**Exercise description:** Across the records below, how many lines include the string "type"? State the number and nothing more.

[Website and app data records]
------------------------------------------------------------
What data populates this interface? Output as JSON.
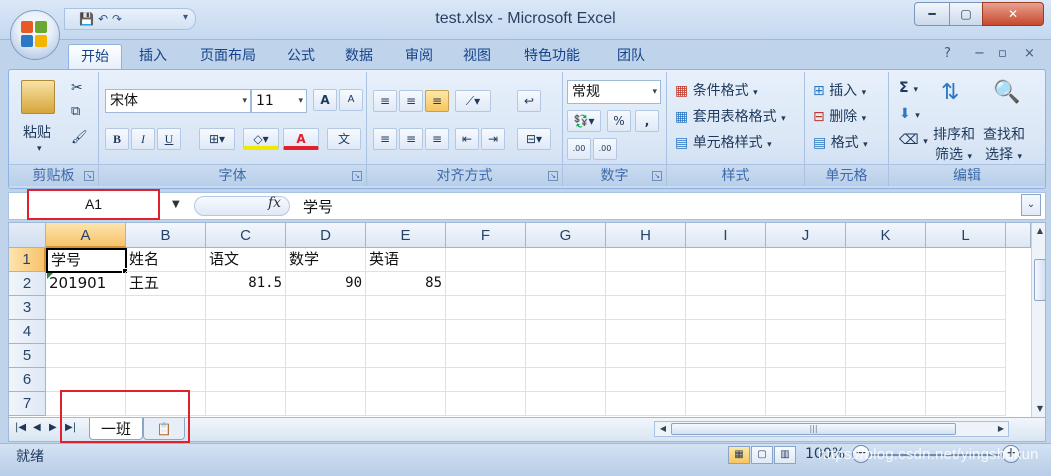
{
  "window": {
    "title": "test.xlsx - Microsoft Excel",
    "minimize": "━",
    "maximize": "▢",
    "close": "✕"
  },
  "qat": {
    "save": "💾",
    "undo": "↶",
    "redo": "↷",
    "more": "▾"
  },
  "tabs": [
    "开始",
    "插入",
    "页面布局",
    "公式",
    "数据",
    "审阅",
    "视图",
    "特色功能",
    "团队"
  ],
  "active_tab": "开始",
  "tab_right_icons": {
    "help": "?",
    "min": "−",
    "restore": "▫",
    "close": "×"
  },
  "ribbon": {
    "clipboard": {
      "label": "剪贴板",
      "paste": "粘贴"
    },
    "font": {
      "label": "字体",
      "font_name": "宋体",
      "font_size": "11",
      "bold": "B",
      "italic": "I",
      "underline": "U",
      "grow": "A",
      "shrink": "A",
      "fill": "A",
      "color": "A",
      "wen": "文"
    },
    "alignment": {
      "label": "对齐方式"
    },
    "number": {
      "label": "数字",
      "format": "常规",
      "percent": "%",
      "comma": ",",
      "inc_decimal": ".00",
      "dec_decimal": ".00"
    },
    "styles": {
      "label": "样式",
      "conditional": "条件格式",
      "table": "套用表格格式",
      "cell_styles": "单元格样式"
    },
    "cells": {
      "label": "单元格",
      "insert": "插入",
      "delete": "删除",
      "format": "格式"
    },
    "editing": {
      "label": "编辑",
      "sigma": "Σ",
      "sort": "排序和",
      "sort2": "筛选",
      "find": "查找和",
      "find2": "选择"
    }
  },
  "formula_bar": {
    "name_box": "A1",
    "fx": "fx",
    "content": "学号"
  },
  "columns": [
    "A",
    "B",
    "C",
    "D",
    "E",
    "F",
    "G",
    "H",
    "I",
    "J",
    "K",
    "L"
  ],
  "rows": [
    "1",
    "2",
    "3",
    "4",
    "5",
    "6",
    "7"
  ],
  "cells": {
    "A1": "学号",
    "B1": "姓名",
    "C1": "语文",
    "D1": "数学",
    "E1": "英语",
    "A2": "201901",
    "B2": "王五",
    "C2": "81.5",
    "D2": "90",
    "E2": "85"
  },
  "sheets": {
    "active": "一班"
  },
  "status": {
    "ready": "就绪",
    "zoom": "100%",
    "zoom_minus": "−",
    "zoom_plus": "+"
  },
  "watermark": "https://blog.csdn.net/yingshukun",
  "colors": {
    "selection_red": "#e0202a",
    "header_selected": "#f7c36a",
    "ribbon_bg": "#dbe7f6"
  }
}
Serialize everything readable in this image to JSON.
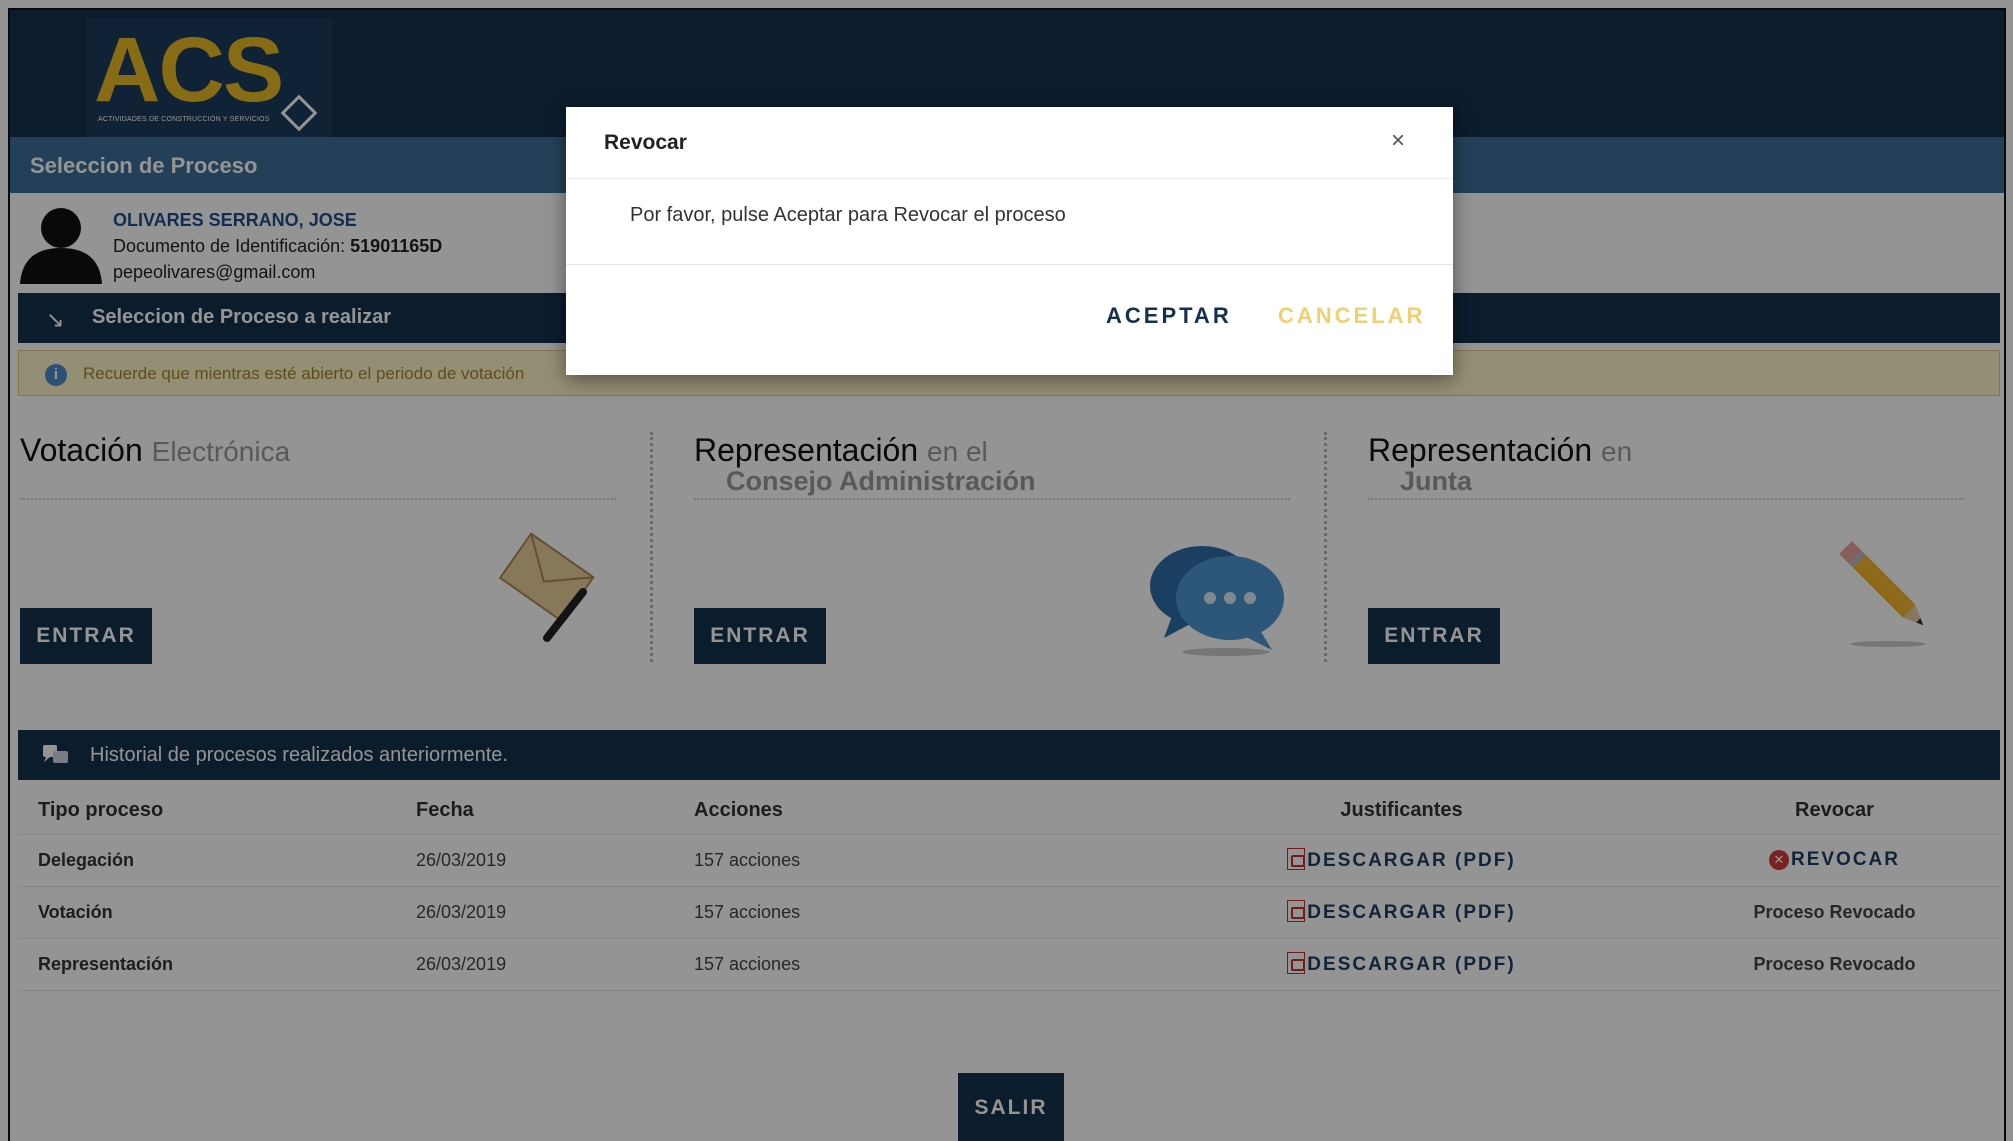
{
  "header": {
    "logo_text": "ACS",
    "logo_subtitle": "ACTIVIDADES DE CONSTRUCCIÓN Y SERVICIOS",
    "section_title": "Seleccion de Proceso"
  },
  "user": {
    "name": "OLIVARES SERRANO, JOSE",
    "doc_label": "Documento de Identificación:",
    "doc_number": "51901165D",
    "email": "pepeolivares@gmail.com"
  },
  "process_bar": {
    "title": "Seleccion de Proceso a realizar"
  },
  "notice": {
    "text": "Recuerde que mientras esté abierto el periodo de votación"
  },
  "columns": [
    {
      "title": "Votación",
      "subtitle_inline": "Electrónica",
      "subtitle_line2": "",
      "button": "ENTRAR",
      "icon": "envelope-icon"
    },
    {
      "title": "Representación",
      "subtitle_inline": "en el",
      "subtitle_line2": "Consejo Administración",
      "button": "ENTRAR",
      "icon": "chat-bubbles-icon"
    },
    {
      "title": "Representación",
      "subtitle_inline": "en",
      "subtitle_line2": "Junta",
      "button": "ENTRAR",
      "icon": "pencil-icon"
    }
  ],
  "history": {
    "title": "Historial de procesos realizados anteriormente.",
    "headers": [
      "Tipo proceso",
      "Fecha",
      "Acciones",
      "Justificantes",
      "Revocar"
    ],
    "rows": [
      {
        "type": "Delegación",
        "date": "26/03/2019",
        "actions": "157 acciones",
        "download": "DESCARGAR (PDF)",
        "revoke": "REVOCAR",
        "revoke_link": true
      },
      {
        "type": "Votación",
        "date": "26/03/2019",
        "actions": "157 acciones",
        "download": "DESCARGAR (PDF)",
        "revoke": "Proceso Revocado",
        "revoke_link": false
      },
      {
        "type": "Representación",
        "date": "26/03/2019",
        "actions": "157 acciones",
        "download": "DESCARGAR (PDF)",
        "revoke": "Proceso Revocado",
        "revoke_link": false
      }
    ]
  },
  "exit_button": "SALIR",
  "modal": {
    "title": "Revocar",
    "close": "×",
    "message": "Por favor, pulse Aceptar para Revocar el proceso",
    "accept": "ACEPTAR",
    "cancel": "CANCELAR"
  },
  "colors": {
    "navy": "#13314f",
    "section_blue": "#3f6f98",
    "logo_gold": "#e8b825",
    "cancel_yellow": "#f1d073",
    "notice_bg": "#fdf4c9"
  }
}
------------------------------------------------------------
**Result for this exercise:** 3